* _Task directions_: Set down each record that follows exactly. Drop the images.

* _Source data_:
● ● ● ●

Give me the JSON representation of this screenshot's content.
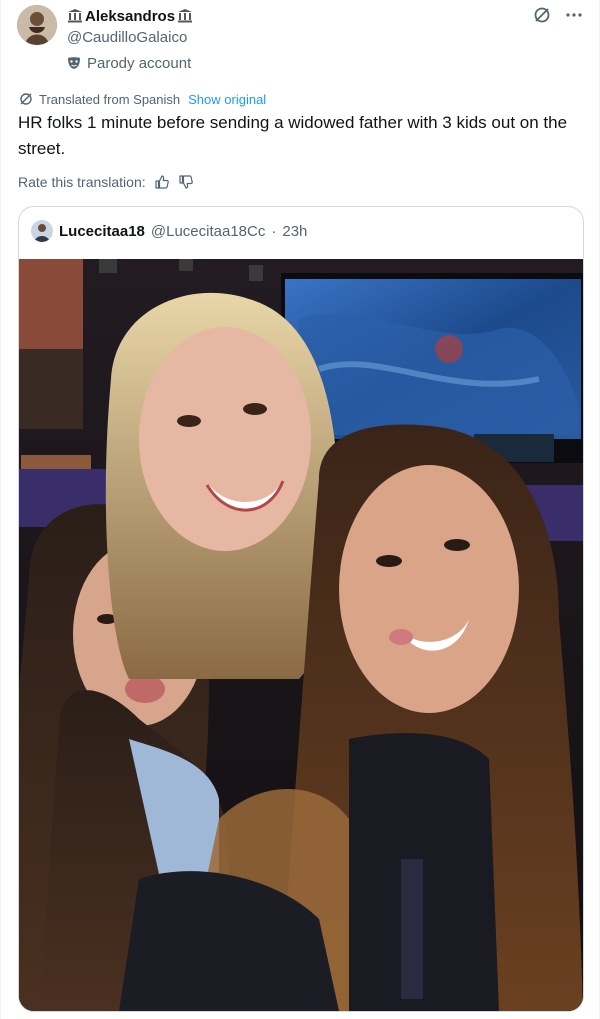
{
  "author": {
    "display_name": "Aleksandros",
    "handle": "@CaudilloGalaico",
    "parody_label": "Parody account",
    "name_badge_icon": "classical-building-icon"
  },
  "actions": {
    "grok_icon": "grok-icon",
    "more_icon": "more-icon"
  },
  "translation": {
    "label": "Translated from Spanish",
    "show_original": "Show original"
  },
  "tweet": {
    "text": "HR folks 1 minute before sending a widowed father with 3 kids out on the street."
  },
  "rating": {
    "label": "Rate this translation:"
  },
  "quoted": {
    "display_name": "Lucecitaa18",
    "handle": "@Lucecitaa18Cc",
    "separator": "·",
    "time": "23h",
    "media_alt": "Selfie of three young women smiling in front of a large screen showing a game at an esports event"
  },
  "colors": {
    "text": "#0f1419",
    "secondary": "#536471",
    "link": "#1d9bf0",
    "border": "#cfd9de"
  }
}
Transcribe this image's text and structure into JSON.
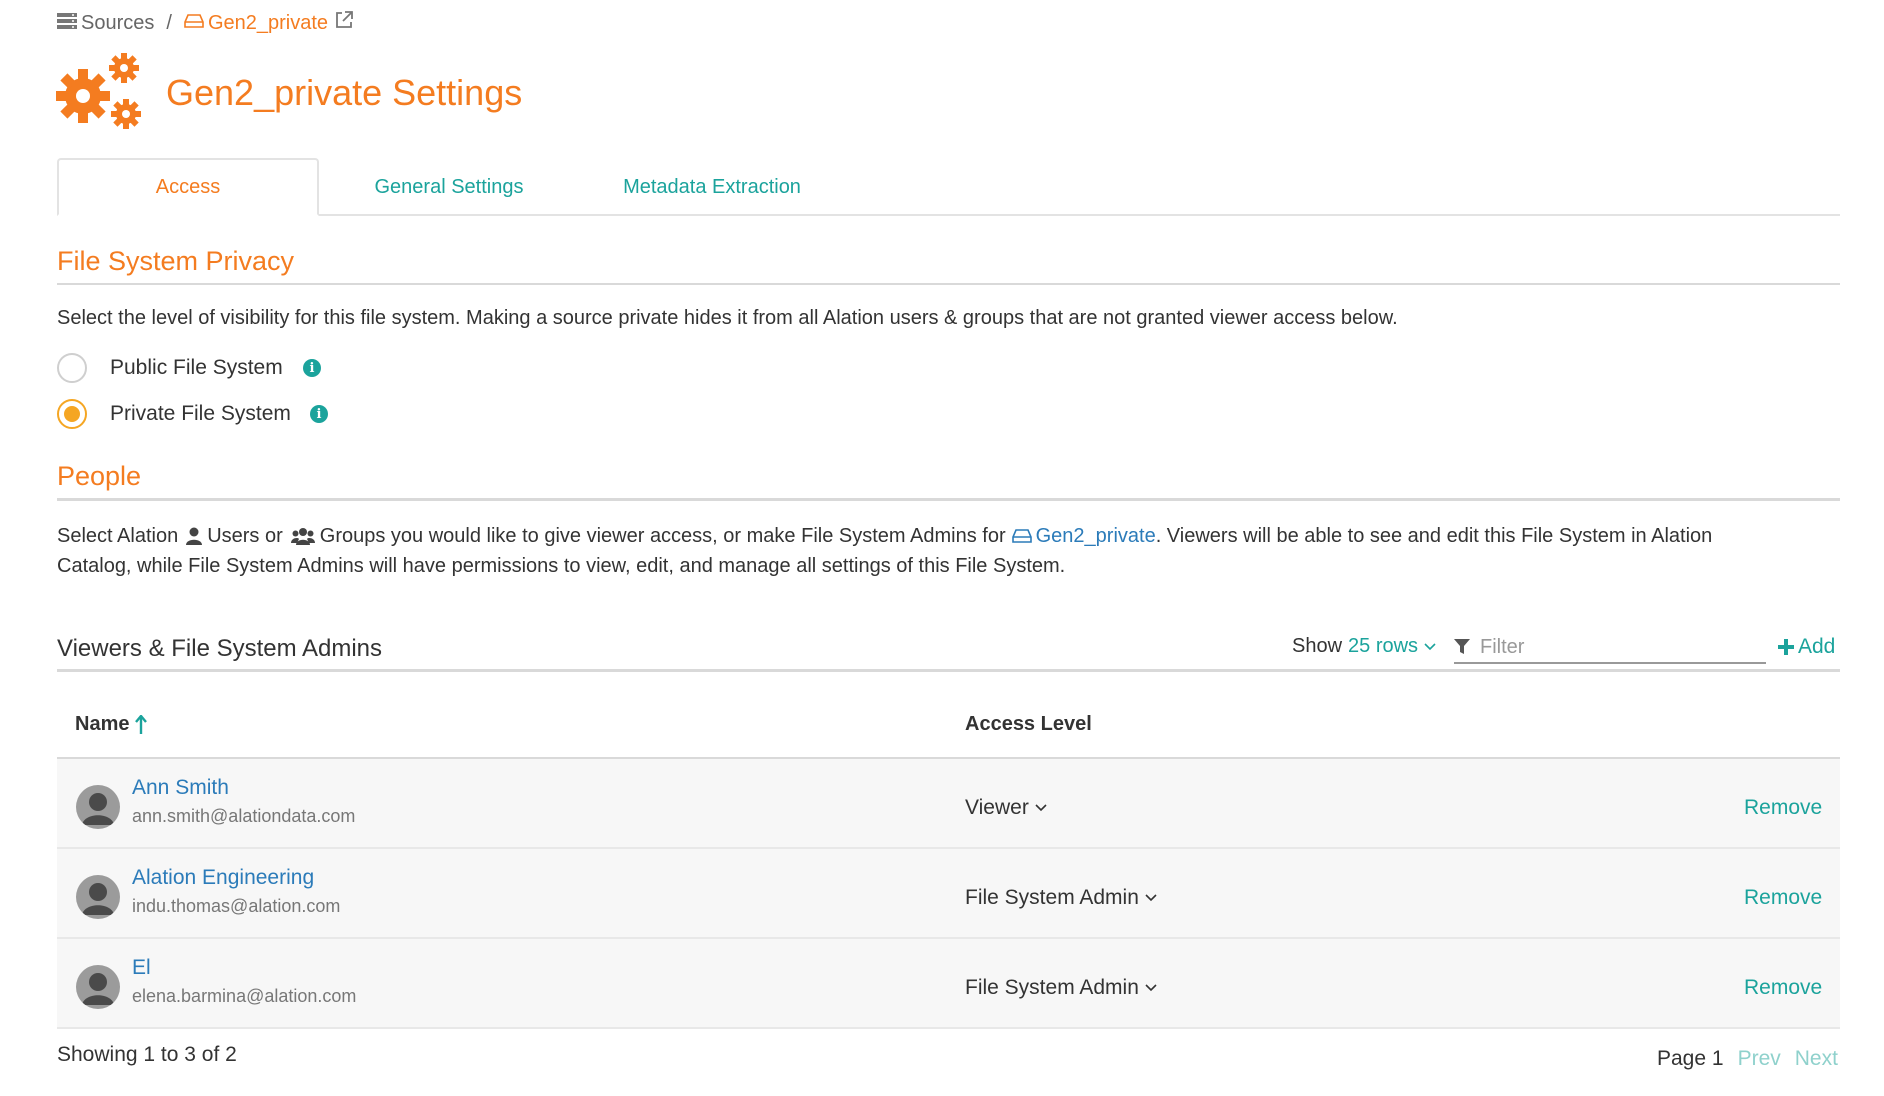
{
  "breadcrumb": {
    "root_label": "Sources",
    "separator": "/",
    "current_label": "Gen2_private"
  },
  "header": {
    "title": "Gen2_private Settings",
    "icon": "gears-icon"
  },
  "tabs": [
    {
      "label": "Access",
      "active": true
    },
    {
      "label": "General Settings",
      "active": false
    },
    {
      "label": "Metadata Extraction",
      "active": false
    }
  ],
  "privacy": {
    "title": "File System Privacy",
    "description": "Select the level of visibility for this file system. Making a source private hides it from all Alation users & groups that are not granted viewer access below.",
    "options": [
      {
        "label": "Public File System",
        "selected": false
      },
      {
        "label": "Private File System",
        "selected": true
      }
    ]
  },
  "people": {
    "title": "People",
    "desc_part1": "Select Alation",
    "desc_users": "Users or",
    "desc_groups": "Groups you would like to give viewer access, or make File System Admins for",
    "desc_link": "Gen2_private",
    "desc_part2": ". Viewers will be able to see and edit this File System in Alation",
    "desc_line2": "Catalog, while File System Admins will have permissions to view, edit, and manage all settings of this File System."
  },
  "table": {
    "title": "Viewers & File System Admins",
    "show_label": "Show",
    "rows_option": "25 rows",
    "filter_placeholder": "Filter",
    "add_label": "Add",
    "columns": [
      "Name",
      "Access Level"
    ],
    "rows": [
      {
        "name": "Ann Smith",
        "email": "ann.smith@alationdata.com",
        "access": "Viewer",
        "action": "Remove"
      },
      {
        "name": "Alation Engineering",
        "email": "indu.thomas@alation.com",
        "access": "File System Admin",
        "action": "Remove"
      },
      {
        "name": "El",
        "email": "elena.barmina@alation.com",
        "access": "File System Admin",
        "action": "Remove"
      }
    ],
    "showing": "Showing 1 to 3 of 2",
    "page_label": "Page 1",
    "prev_label": "Prev",
    "next_label": "Next"
  },
  "colors": {
    "accent": "#f47c20",
    "link": "#1ba39c",
    "name_link": "#2b7bb9"
  }
}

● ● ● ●

* _Output_:
Give me the JSON representation of this screenshot's content.
{
  "author": {
    "display_name": "Aleksandros",
    "handle": "@CaudilloGalaico",
    "parody_label": "Parody account",
    "name_badge_icon": "classical-building-icon"
  },
  "actions": {
    "grok_icon": "grok-icon",
    "more_icon": "more-icon"
  },
  "translation": {
    "label": "Translated from Spanish",
    "show_original": "Show original"
  },
  "tweet": {
    "text": "HR folks 1 minute before sending a widowed father with 3 kids out on the street."
  },
  "rating": {
    "label": "Rate this translation:"
  },
  "quoted": {
    "display_name": "Lucecitaa18",
    "handle": "@Lucecitaa18Cc",
    "separator": "·",
    "time": "23h",
    "media_alt": "Selfie of three young women smiling in front of a large screen showing a game at an esports event"
  },
  "colors": {
    "text": "#0f1419",
    "secondary": "#536471",
    "link": "#1d9bf0",
    "border": "#cfd9de"
  }
}
Transcribe this image's text and structure into JSON.
{
  "breadcrumb": {
    "root_label": "Sources",
    "separator": "/",
    "current_label": "Gen2_private"
  },
  "header": {
    "title": "Gen2_private Settings",
    "icon": "gears-icon"
  },
  "tabs": [
    {
      "label": "Access",
      "active": true
    },
    {
      "label": "General Settings",
      "active": false
    },
    {
      "label": "Metadata Extraction",
      "active": false
    }
  ],
  "privacy": {
    "title": "File System Privacy",
    "description": "Select the level of visibility for this file system. Making a source private hides it from all Alation users & groups that are not granted viewer access below.",
    "options": [
      {
        "label": "Public File System",
        "selected": false
      },
      {
        "label": "Private File System",
        "selected": true
      }
    ]
  },
  "people": {
    "title": "People",
    "desc_part1": "Select Alation",
    "desc_users": "Users or",
    "desc_groups": "Groups you would like to give viewer access, or make File System Admins for",
    "desc_link": "Gen2_private",
    "desc_part2": ". Viewers will be able to see and edit this File System in Alation",
    "desc_line2": "Catalog, while File System Admins will have permissions to view, edit, and manage all settings of this File System."
  },
  "table": {
    "title": "Viewers & File System Admins",
    "show_label": "Show",
    "rows_option": "25 rows",
    "filter_placeholder": "Filter",
    "add_label": "Add",
    "columns": [
      "Name",
      "Access Level"
    ],
    "rows": [
      {
        "name": "Ann Smith",
        "email": "ann.smith@alationdata.com",
        "access": "Viewer",
        "action": "Remove"
      },
      {
        "name": "Alation Engineering",
        "email": "indu.thomas@alation.com",
        "access": "File System Admin",
        "action": "Remove"
      },
      {
        "name": "El",
        "email": "elena.barmina@alation.com",
        "access": "File System Admin",
        "action": "Remove"
      }
    ],
    "showing": "Showing 1 to 3 of 2",
    "page_label": "Page 1",
    "prev_label": "Prev",
    "next_label": "Next"
  },
  "colors": {
    "accent": "#f47c20",
    "link": "#1ba39c",
    "name_link": "#2b7bb9"
  }
}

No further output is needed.